_Problem statement_: In the entries below, identify every line with the string "this" and copy it.

_Record extracts_:
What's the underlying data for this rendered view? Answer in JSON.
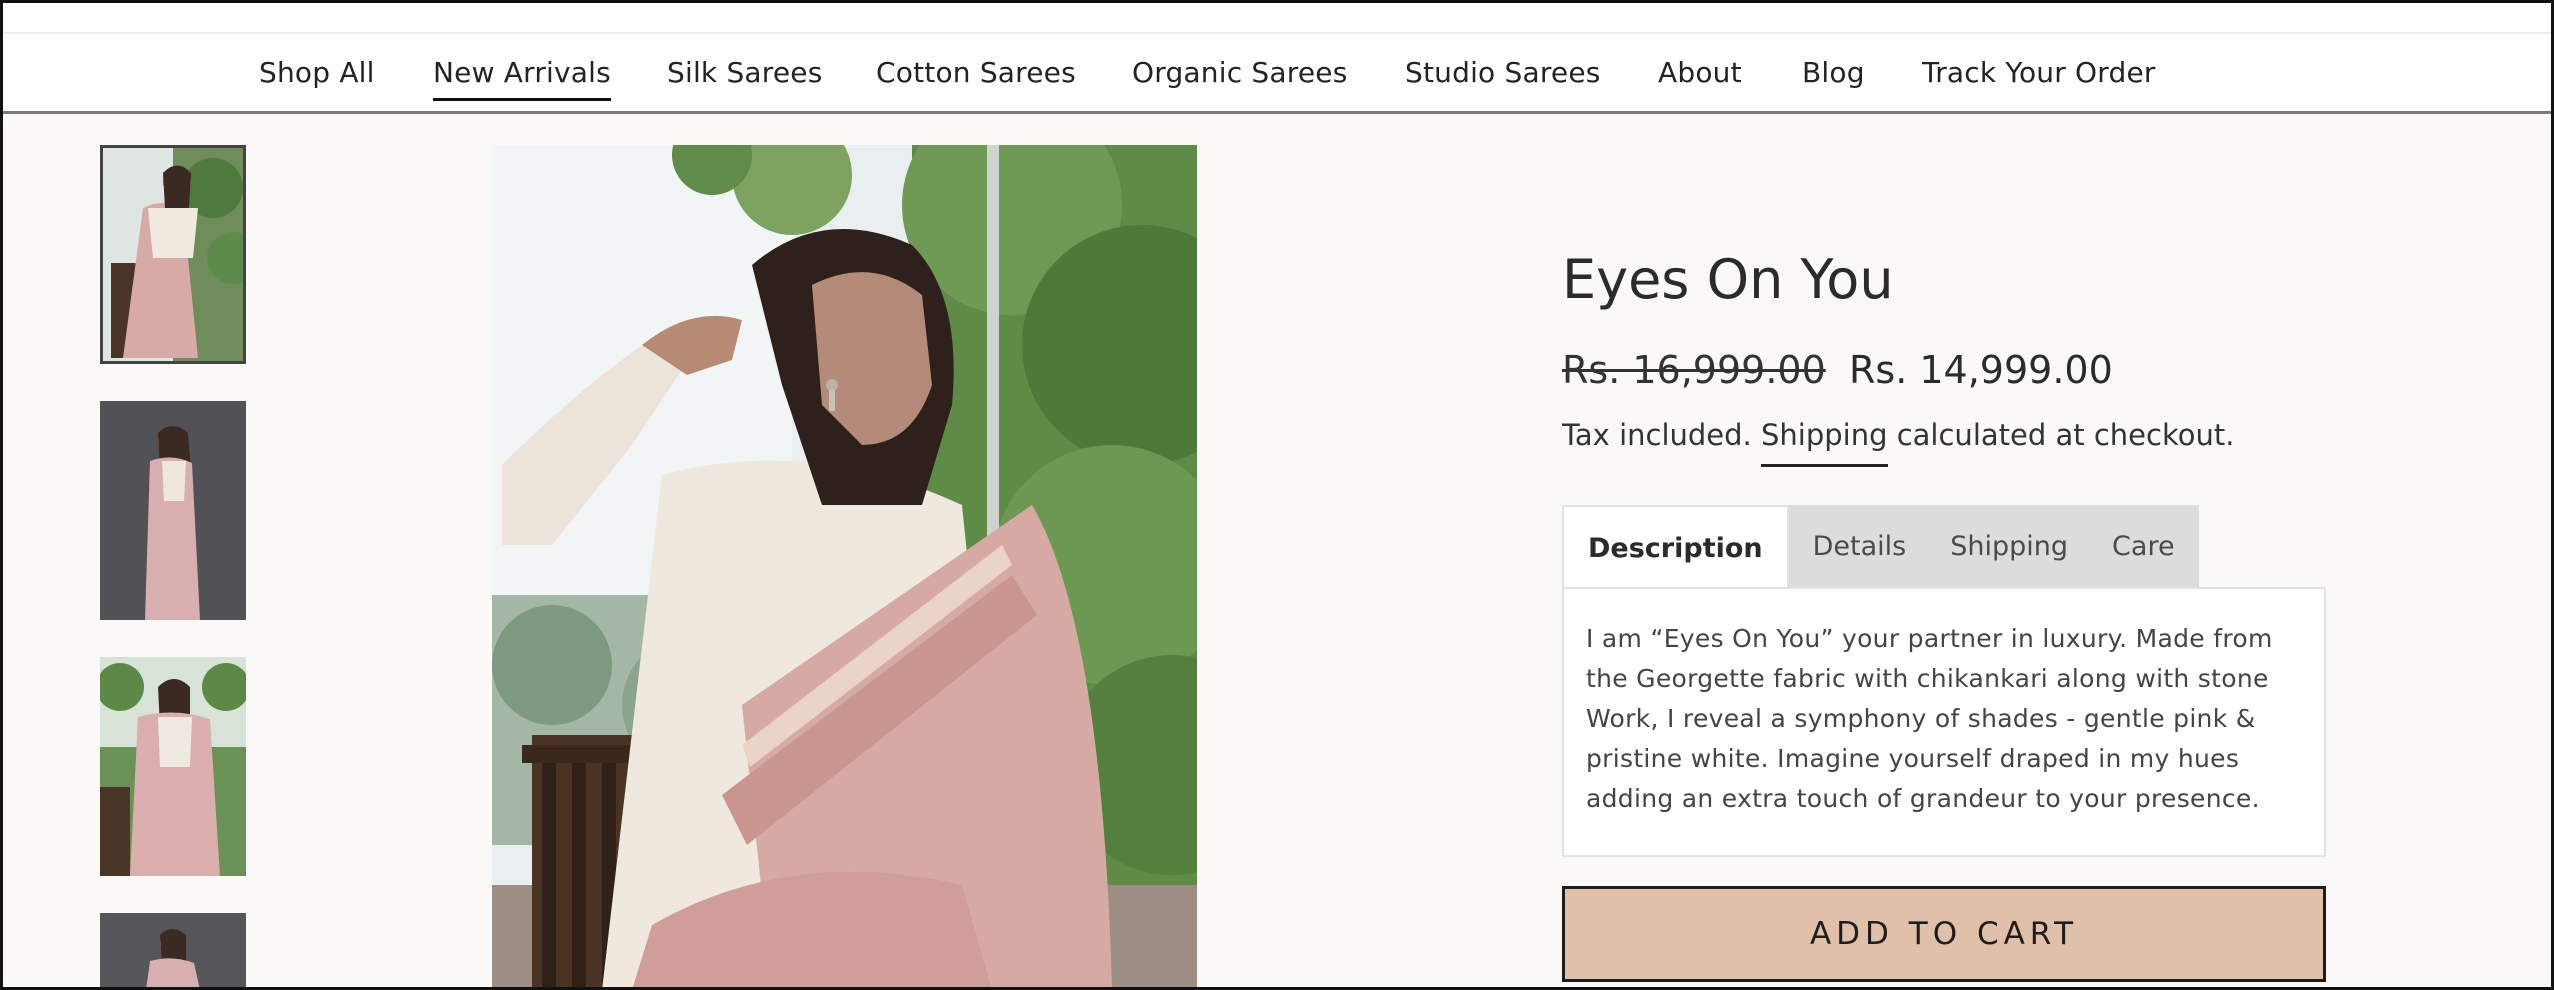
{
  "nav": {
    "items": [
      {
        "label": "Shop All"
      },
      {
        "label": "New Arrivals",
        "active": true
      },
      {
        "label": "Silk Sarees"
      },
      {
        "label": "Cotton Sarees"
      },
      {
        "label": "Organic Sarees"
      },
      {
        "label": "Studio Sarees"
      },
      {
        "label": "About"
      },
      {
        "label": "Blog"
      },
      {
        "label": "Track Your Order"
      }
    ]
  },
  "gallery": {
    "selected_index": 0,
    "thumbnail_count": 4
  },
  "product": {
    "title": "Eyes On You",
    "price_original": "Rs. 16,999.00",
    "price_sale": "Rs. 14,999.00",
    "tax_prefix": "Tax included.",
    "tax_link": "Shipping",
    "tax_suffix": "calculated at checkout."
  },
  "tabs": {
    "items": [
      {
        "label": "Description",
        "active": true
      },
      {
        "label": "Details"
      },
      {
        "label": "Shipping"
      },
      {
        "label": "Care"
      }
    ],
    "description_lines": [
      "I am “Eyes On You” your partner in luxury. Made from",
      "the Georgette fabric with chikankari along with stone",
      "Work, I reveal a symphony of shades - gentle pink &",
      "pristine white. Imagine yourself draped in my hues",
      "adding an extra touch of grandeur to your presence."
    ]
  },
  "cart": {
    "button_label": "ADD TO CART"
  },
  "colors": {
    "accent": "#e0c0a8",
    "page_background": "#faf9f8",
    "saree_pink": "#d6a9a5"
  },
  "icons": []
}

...

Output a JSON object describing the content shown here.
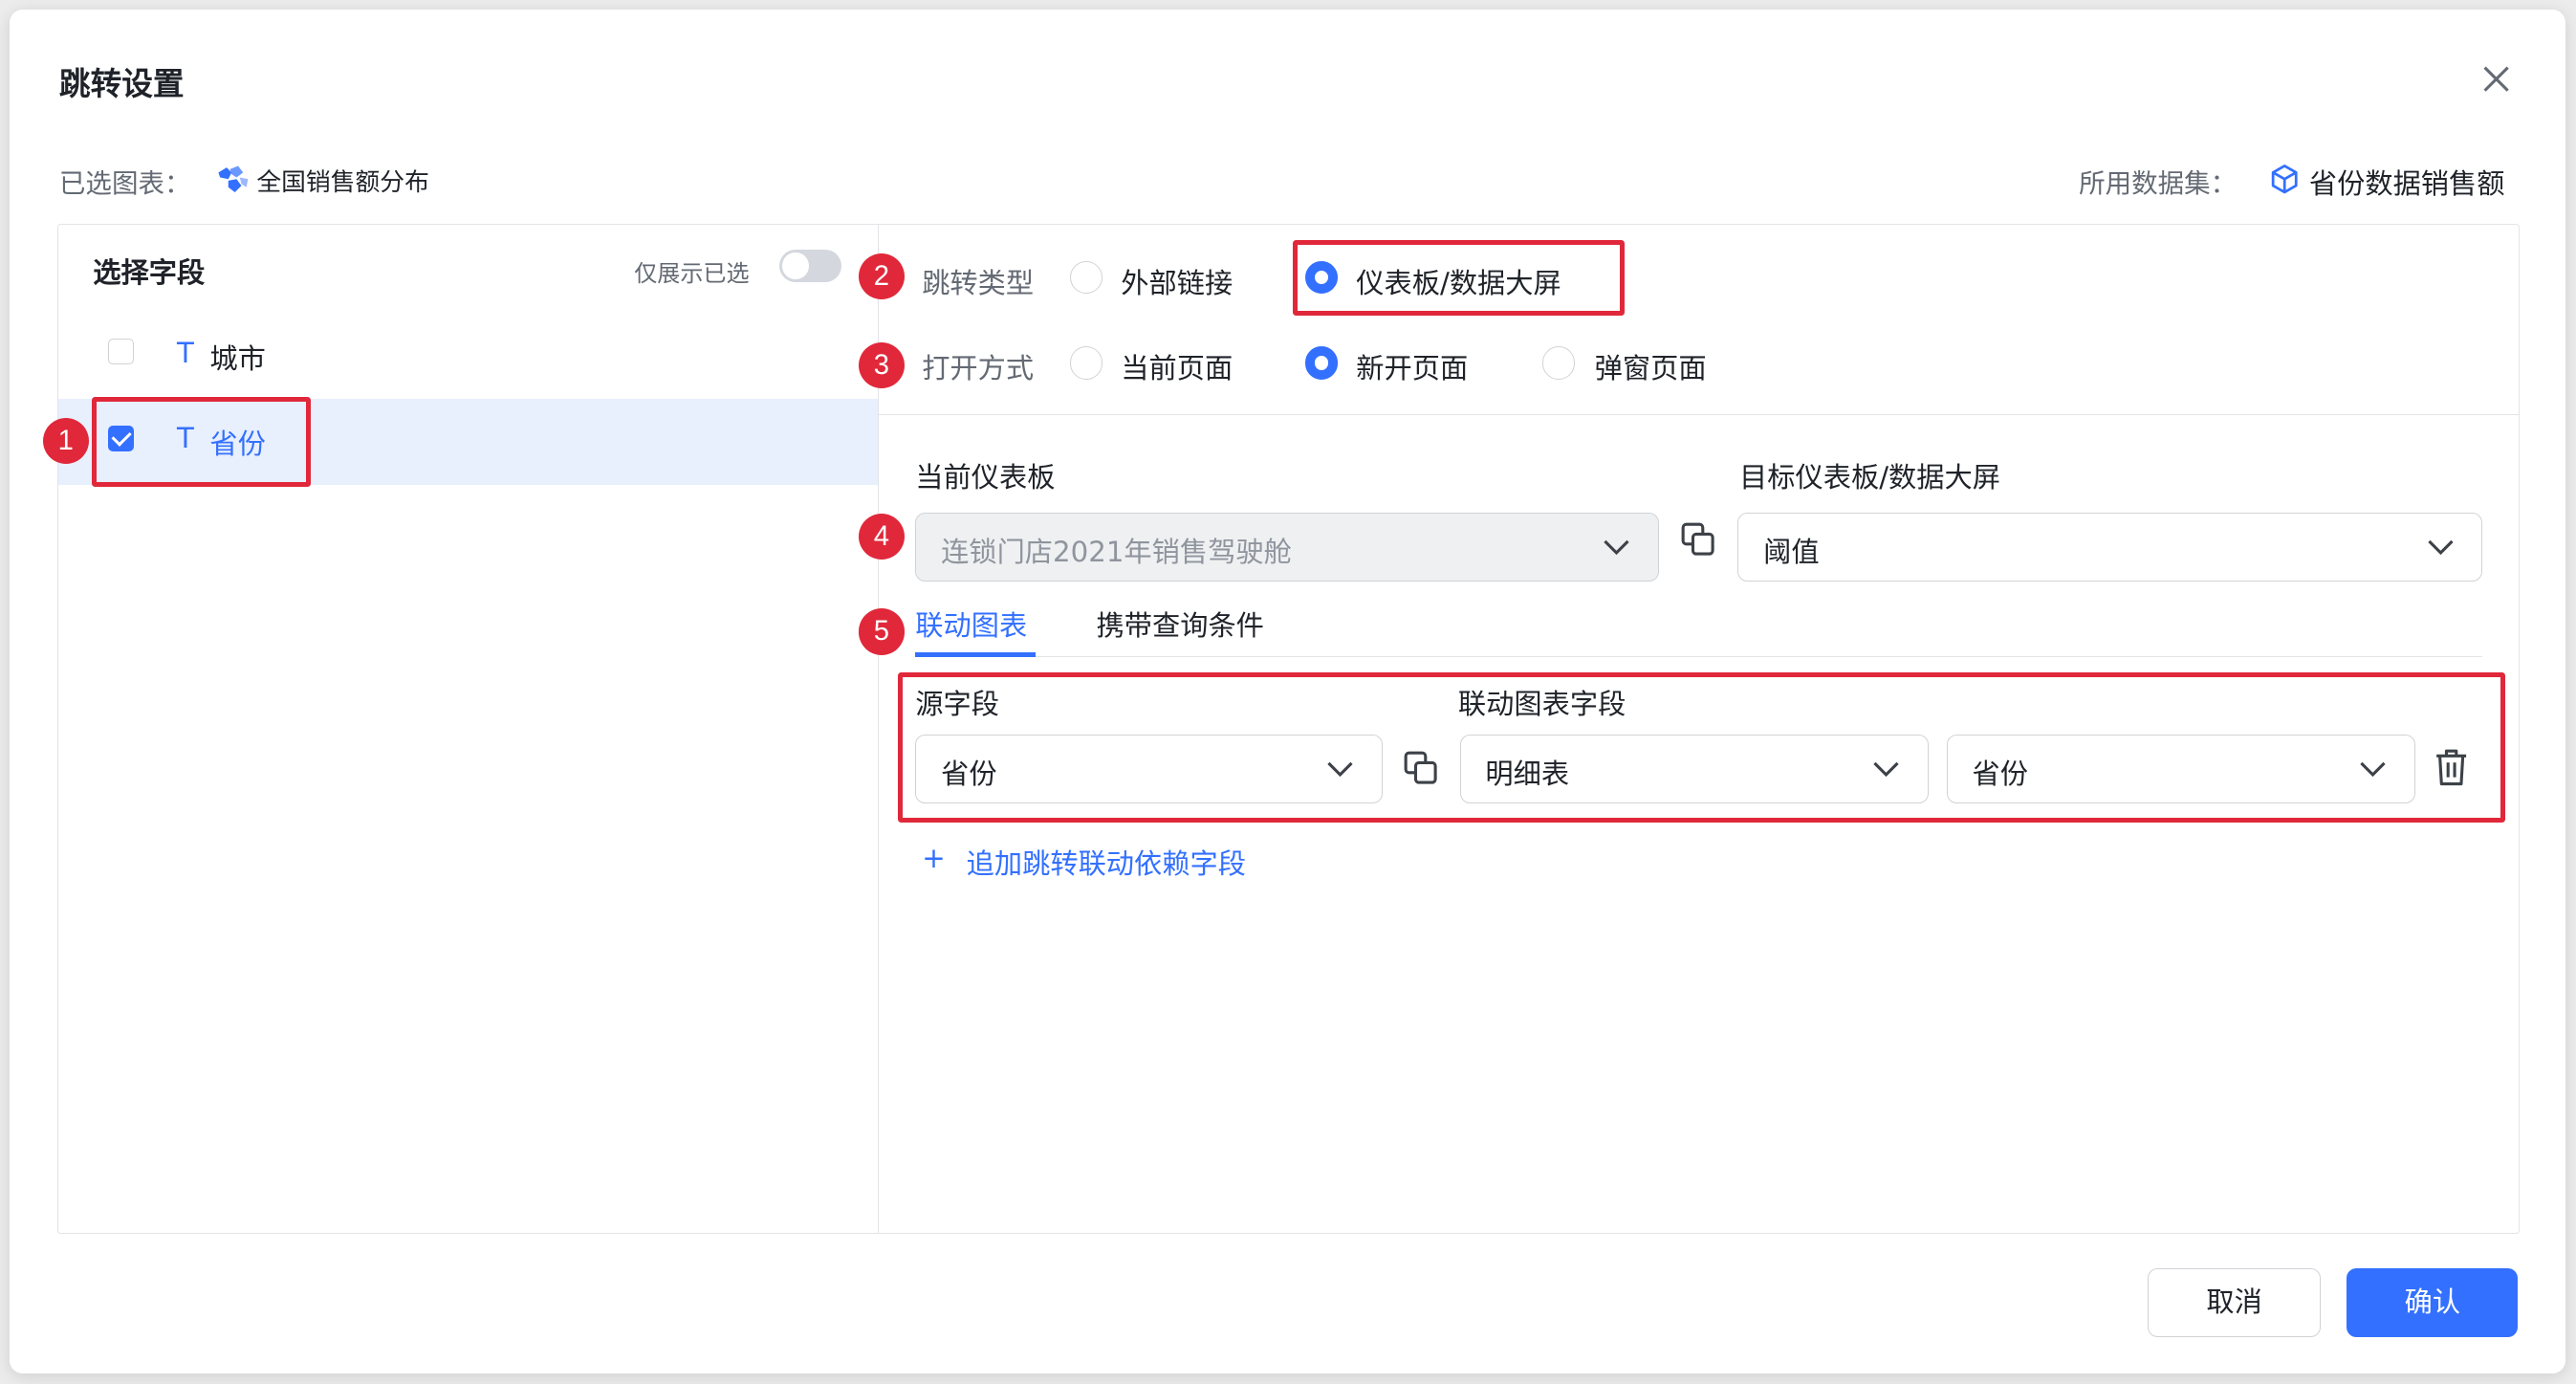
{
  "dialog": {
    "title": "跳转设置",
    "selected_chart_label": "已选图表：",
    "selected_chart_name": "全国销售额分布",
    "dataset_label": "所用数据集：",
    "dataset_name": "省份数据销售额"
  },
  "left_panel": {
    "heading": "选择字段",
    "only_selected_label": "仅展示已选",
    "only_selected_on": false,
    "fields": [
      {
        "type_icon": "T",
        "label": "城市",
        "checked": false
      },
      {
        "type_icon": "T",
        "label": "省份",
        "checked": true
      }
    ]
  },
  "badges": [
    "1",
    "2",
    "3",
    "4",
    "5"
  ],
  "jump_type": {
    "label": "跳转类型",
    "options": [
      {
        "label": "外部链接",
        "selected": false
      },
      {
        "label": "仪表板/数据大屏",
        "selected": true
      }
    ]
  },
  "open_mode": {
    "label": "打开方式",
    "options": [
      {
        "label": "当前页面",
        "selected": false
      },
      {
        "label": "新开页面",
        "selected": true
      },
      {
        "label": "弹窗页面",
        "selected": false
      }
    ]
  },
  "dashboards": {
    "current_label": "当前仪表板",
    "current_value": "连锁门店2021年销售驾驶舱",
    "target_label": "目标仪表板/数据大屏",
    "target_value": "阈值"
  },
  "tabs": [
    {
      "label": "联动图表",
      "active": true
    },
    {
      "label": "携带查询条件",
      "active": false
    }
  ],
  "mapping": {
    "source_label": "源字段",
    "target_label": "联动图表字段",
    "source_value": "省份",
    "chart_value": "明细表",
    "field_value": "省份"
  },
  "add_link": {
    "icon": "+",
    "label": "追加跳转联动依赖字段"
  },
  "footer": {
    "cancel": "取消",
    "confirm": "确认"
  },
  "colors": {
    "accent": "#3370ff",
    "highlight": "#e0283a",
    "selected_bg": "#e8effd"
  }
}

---

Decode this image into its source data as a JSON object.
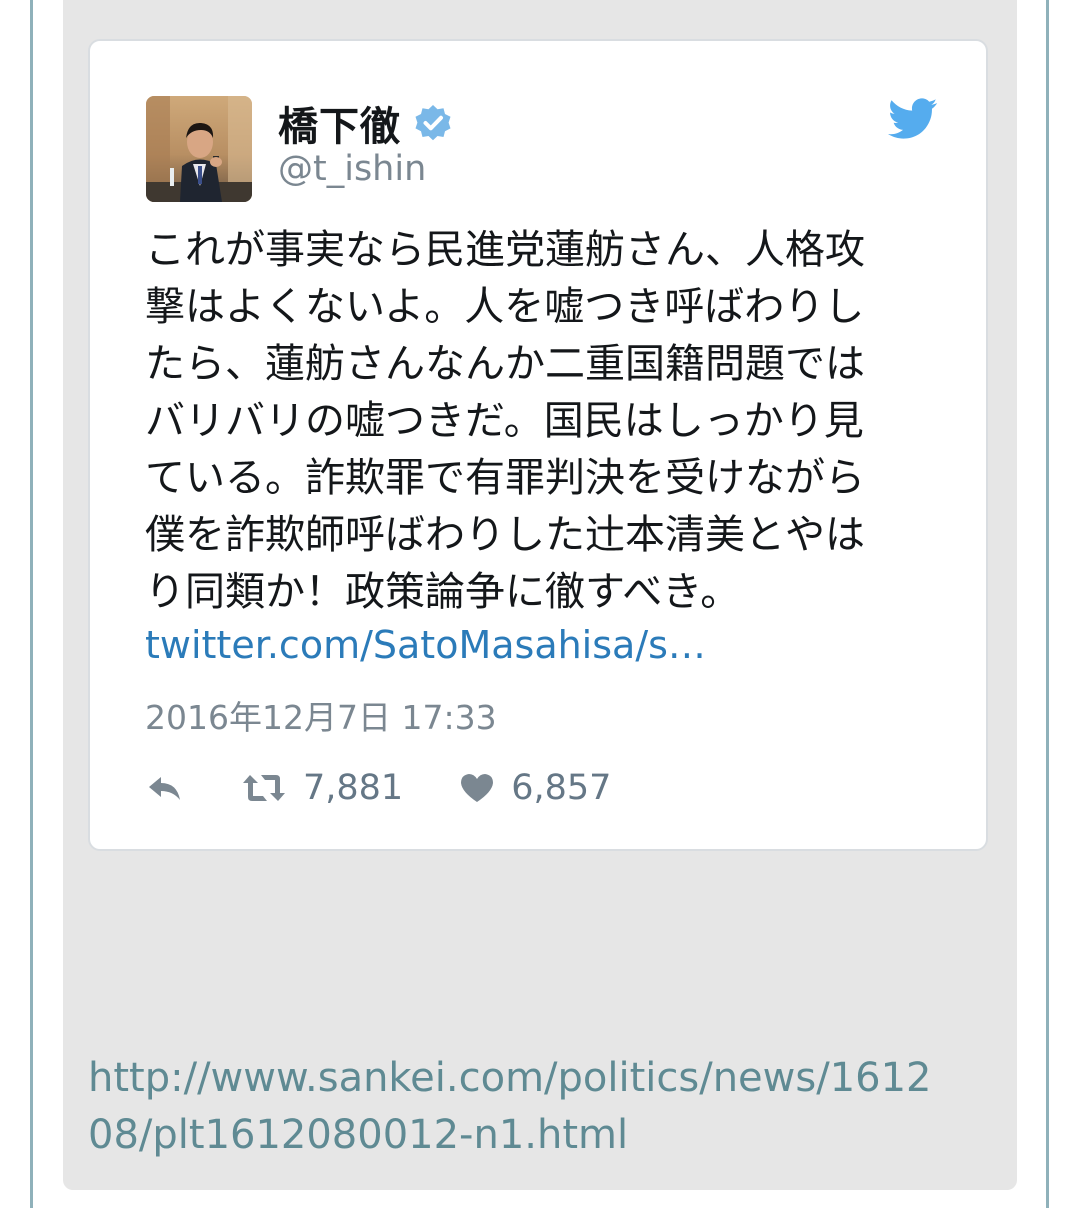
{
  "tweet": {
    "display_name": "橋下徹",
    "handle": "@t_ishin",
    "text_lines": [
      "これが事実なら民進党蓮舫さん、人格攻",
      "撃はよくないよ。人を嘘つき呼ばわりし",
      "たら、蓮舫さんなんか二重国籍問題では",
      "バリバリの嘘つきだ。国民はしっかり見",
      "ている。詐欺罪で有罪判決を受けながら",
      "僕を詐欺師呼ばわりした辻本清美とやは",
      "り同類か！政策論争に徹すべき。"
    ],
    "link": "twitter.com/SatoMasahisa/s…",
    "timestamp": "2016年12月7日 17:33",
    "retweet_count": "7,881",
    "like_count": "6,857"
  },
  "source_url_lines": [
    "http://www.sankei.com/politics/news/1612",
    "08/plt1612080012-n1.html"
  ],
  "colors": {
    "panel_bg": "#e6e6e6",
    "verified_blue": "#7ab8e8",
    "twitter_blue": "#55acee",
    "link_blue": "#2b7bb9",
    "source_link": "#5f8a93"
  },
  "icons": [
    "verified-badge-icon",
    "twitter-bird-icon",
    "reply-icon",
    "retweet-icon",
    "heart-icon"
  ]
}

_Written response_:
What's the underlying data for this rendered view? Answer in JSON.
Decode this image into its source data as a JSON object.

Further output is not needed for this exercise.